As the month of June – Pride Month – comes to a close, I feel compelled to pause and reflect for a few moments on where the transgender community finds itself at this moment in its history. The setting for this missive is the beach at Asbury Park, New Jersey where I am taking a break from the blur of activities, events and speaking engagements that come along for the ride when the calendar turns to June. The warm sun and comfortable breeze make for a delightful afternoon where I can be alone with my thoughts. I am a part of a diverse mix of beachgoers on this day: gay, straight, families, young, and old peacefully coexist in a swirl of laughter, animated conversations, Frisbee and volleyball. That’s why I love coming here. I feel like I am part of a family of sorts. The new season, my favorite – summer, has arrived and everything in the world is in perfect alignment.
Ah, if it were only that simple! Depending on your particular point of view, you might agree with that perspective, or vehemently disagree with it. Put in the context of the equal rights of transgender and gender non-conforming individuals, the world seems anything but perfect. While I will acknowledge with deep appreciation the recent strides the community has made: the pending executive order that provides protections for transgender workers with regard to contractors doing business with the federal government, Medicare providing coverage for transition-related healthcare and the Time magazine cover that featured the image of Laverne Cox along with the title “The Transgender Tipping Point – America’s next civil rights frontier.” Well, I’d say that we are making quite a splash – and good for us!
While I am genuinely thrilled by these developments – and how can one not feel just a bit giddy about the “air cover” that the Time coverage provides, I must cop to a more than mild sense of concern about what still must happen for transgender and gender non-conforming people to have a level playing field from which to live their lives. Vast differences remain between my community and the rest of society when it comes to housing, employment and healthcare. You may have seen the numbers, they are frightening, frankly, but what’s more frightening is there are many outside of our community that do not know. You can argue the point that they do not know because they choose not to hear. I have a different perspective: they do not know because they have yet to be reached by us.
That is why I do what I do. It begins with a very simple premise: Education. During this Pride Month I have seen first-hand what the power of education and simply telling your story can have on an audience. It’s about connecting with people on a very human level. It’s about changing hearts and changing minds. What I don’t know is what preconceived notions existed within each person as they enter the room to hear me speak. What I do know is that they left the auditorium with a much different view of what a transgender person is all about.

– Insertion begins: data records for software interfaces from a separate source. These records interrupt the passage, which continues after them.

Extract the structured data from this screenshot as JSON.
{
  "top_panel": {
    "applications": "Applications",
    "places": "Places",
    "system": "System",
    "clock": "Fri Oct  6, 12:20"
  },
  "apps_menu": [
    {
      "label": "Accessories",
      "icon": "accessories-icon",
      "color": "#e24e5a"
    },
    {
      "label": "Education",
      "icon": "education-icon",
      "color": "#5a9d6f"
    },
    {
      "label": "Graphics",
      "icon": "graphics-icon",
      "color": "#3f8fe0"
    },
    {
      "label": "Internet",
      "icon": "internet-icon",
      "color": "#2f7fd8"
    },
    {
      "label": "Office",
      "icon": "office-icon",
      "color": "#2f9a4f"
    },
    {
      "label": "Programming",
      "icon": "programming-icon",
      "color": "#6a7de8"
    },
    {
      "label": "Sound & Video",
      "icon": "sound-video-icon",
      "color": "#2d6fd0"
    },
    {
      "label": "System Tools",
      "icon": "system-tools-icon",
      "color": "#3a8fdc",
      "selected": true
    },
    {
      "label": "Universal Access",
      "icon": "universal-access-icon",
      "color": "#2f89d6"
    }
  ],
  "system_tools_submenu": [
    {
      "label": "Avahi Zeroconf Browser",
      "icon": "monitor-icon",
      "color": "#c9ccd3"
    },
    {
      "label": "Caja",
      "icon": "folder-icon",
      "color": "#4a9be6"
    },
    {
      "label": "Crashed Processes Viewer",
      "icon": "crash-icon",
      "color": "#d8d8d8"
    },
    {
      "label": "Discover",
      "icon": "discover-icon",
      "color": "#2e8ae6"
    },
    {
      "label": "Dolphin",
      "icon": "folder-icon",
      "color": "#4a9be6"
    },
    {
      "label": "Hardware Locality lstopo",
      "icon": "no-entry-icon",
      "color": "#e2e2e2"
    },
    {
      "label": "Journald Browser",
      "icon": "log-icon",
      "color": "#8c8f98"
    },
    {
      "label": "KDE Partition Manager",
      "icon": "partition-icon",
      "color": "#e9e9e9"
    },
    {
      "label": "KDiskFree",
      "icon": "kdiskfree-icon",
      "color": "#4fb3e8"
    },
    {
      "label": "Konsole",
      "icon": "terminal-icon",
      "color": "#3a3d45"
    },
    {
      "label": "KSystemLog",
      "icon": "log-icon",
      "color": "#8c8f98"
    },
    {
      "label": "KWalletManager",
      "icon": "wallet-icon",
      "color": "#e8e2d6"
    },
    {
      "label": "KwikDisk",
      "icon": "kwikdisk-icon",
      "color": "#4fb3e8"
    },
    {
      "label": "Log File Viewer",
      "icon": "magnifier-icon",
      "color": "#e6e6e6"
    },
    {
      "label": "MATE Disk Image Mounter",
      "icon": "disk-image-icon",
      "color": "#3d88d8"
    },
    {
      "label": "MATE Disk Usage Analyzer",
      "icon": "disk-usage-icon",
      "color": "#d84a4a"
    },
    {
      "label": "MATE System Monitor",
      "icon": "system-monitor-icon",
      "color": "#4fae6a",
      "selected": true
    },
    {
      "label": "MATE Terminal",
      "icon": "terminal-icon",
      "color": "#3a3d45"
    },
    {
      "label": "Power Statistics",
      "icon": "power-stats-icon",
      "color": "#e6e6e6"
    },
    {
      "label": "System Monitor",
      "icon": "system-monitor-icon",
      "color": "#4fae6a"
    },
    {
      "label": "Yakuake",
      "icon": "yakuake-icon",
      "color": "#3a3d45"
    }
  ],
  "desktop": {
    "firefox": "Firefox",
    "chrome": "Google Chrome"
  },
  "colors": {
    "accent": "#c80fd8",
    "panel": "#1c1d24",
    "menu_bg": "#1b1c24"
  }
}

About how human we are, and that we are, in so many respects, no different than they are. Yes, we have our own set of unique challenges, but we are no less human because of them.
How do I know this? Did I suddenly become telepathic? Not at all. I know this because they told me. They told me with their voices when they came to speak with me after I finished my program, and for others they told me with their eyes, their expressions and their smiles as I spoke. Education. It forms a foundation of Understanding. That, in turn, sows the seeds of Acceptance.
It’s about time a wider and brighter national spotlight has been cast on our community. For us to have our voices heard we must step out of the shadows and share our stories. They are so amazingly powerful. But before that can happen we must “own” who we are – individually and collectively. As I was once told by someone a long time ago, “you cannot expect others to accept you, without first accepting yourself.” The conversation must be broadened. The narrative must expand. Tipping point? I’ll buy that, but in my humble opinion it is up to the transgender and gender non-conforming communities to up our game and continue to advocate for what we intrinsically know are ours: our civil – and human – rights. We control our own destiny, we can shape our future, we possess the power to tip the scales in our favor by the power of our Authenticity.